    State Rep. Mike Foote, a Boulder County Democrat, says he would like to see higher bond rates in Colorado, but he doesn’t expect much cooperation from state Republicans. In a letter to the Colorado Oil and Gas Conservation Commission, two state GOP leaders expressed concern over Hickenlooper’s proposal for an orphan-well fund and disagreed with his portrayal of the issue as a “vast” problem. But without more money and regulatory muscle, Foote says, the state is not just ducking the current problem; it’s inviting future calamity.

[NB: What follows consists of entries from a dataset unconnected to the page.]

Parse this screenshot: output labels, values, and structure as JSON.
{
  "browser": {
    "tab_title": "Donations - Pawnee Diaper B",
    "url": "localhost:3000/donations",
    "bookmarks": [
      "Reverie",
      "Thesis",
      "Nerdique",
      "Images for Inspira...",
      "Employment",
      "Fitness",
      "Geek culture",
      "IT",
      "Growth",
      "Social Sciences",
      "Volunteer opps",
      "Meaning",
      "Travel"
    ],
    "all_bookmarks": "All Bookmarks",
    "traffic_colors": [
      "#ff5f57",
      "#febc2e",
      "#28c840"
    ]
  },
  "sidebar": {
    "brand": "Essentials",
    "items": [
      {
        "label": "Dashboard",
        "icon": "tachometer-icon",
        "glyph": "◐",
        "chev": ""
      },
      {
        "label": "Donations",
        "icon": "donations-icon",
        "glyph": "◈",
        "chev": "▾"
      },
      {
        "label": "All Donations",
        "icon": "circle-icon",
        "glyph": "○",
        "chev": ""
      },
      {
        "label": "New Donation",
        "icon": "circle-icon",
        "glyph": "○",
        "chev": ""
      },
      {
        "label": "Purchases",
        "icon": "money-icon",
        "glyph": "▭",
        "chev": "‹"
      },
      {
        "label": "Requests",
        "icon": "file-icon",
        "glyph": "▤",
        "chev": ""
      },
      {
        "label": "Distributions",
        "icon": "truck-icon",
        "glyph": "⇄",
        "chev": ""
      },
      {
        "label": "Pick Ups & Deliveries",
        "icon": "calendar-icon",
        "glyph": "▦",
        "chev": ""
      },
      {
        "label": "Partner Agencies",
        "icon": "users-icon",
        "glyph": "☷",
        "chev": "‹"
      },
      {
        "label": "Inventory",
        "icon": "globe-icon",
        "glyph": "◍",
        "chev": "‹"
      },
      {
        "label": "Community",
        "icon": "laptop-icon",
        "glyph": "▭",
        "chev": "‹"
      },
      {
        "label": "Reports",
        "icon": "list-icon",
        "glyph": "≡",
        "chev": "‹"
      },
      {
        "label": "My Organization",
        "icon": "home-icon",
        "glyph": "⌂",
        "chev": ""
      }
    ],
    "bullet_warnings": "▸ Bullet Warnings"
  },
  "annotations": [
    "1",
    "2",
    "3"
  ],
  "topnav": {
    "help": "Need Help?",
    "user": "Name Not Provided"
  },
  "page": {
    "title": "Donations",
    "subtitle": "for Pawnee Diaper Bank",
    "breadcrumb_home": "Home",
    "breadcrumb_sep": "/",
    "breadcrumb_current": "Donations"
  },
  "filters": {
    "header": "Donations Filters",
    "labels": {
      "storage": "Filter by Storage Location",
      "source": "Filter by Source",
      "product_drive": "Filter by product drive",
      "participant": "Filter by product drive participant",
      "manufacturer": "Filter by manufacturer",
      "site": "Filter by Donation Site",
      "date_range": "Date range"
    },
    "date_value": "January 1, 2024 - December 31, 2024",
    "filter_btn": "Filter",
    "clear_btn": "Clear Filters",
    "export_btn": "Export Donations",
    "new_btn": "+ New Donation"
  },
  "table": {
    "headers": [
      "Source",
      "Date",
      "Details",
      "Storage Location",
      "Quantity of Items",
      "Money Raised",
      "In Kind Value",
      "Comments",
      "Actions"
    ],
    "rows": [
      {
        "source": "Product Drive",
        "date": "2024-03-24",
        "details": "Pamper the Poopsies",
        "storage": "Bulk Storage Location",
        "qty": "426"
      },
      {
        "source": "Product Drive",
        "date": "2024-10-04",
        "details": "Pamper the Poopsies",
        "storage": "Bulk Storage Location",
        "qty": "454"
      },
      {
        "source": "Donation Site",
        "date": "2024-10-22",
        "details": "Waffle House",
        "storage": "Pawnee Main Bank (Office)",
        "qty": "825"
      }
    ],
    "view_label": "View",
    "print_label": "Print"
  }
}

    Since the deadly Denver house explosion last spring, watchdogs have documented an alarming number of poorly monitored abandoned wells and flow lines beneath Front Range communities. Some of this potentially perilous infrastructure lies directly beneath neighborhoods. With several small companies, some already cited for violations, currently drilling and applying to drill for oil and gas in Boulder and neighboring counties, Foote and others fear the next price crash could create a hazardous landscape rife with orphaned wells. And dealing with those wells could be even more complicated than before, because industry is now tapping deep shale formations, where wells are much more difficult and expensive to plug, reclaim, and inspect.

    According to the Colorado Oil and Gas Conservation Commission, there are currently 63 financially “distressed” operators in the state, who collectively own almost 4,000 wells. These companies have either missed required safety tests or aren’t producing much, signs that they may be running out of money and therefore more likely to abandon their sites. If even a fraction of those companies become deadbeats, the state’s problems will quickly multiply. Without broad action, says Foote, “It’s a disaster waiting to happen.”

    @ColoradoClimate: Weekly Climate, Water and #Drought Assessment of the Intermountain West

    Colorado River Basin December 2017 precipitation as a percent of normal.

    Click here to read the current assessment. Click here to go to the NIDIS website hosted by the Colorado Climate Center.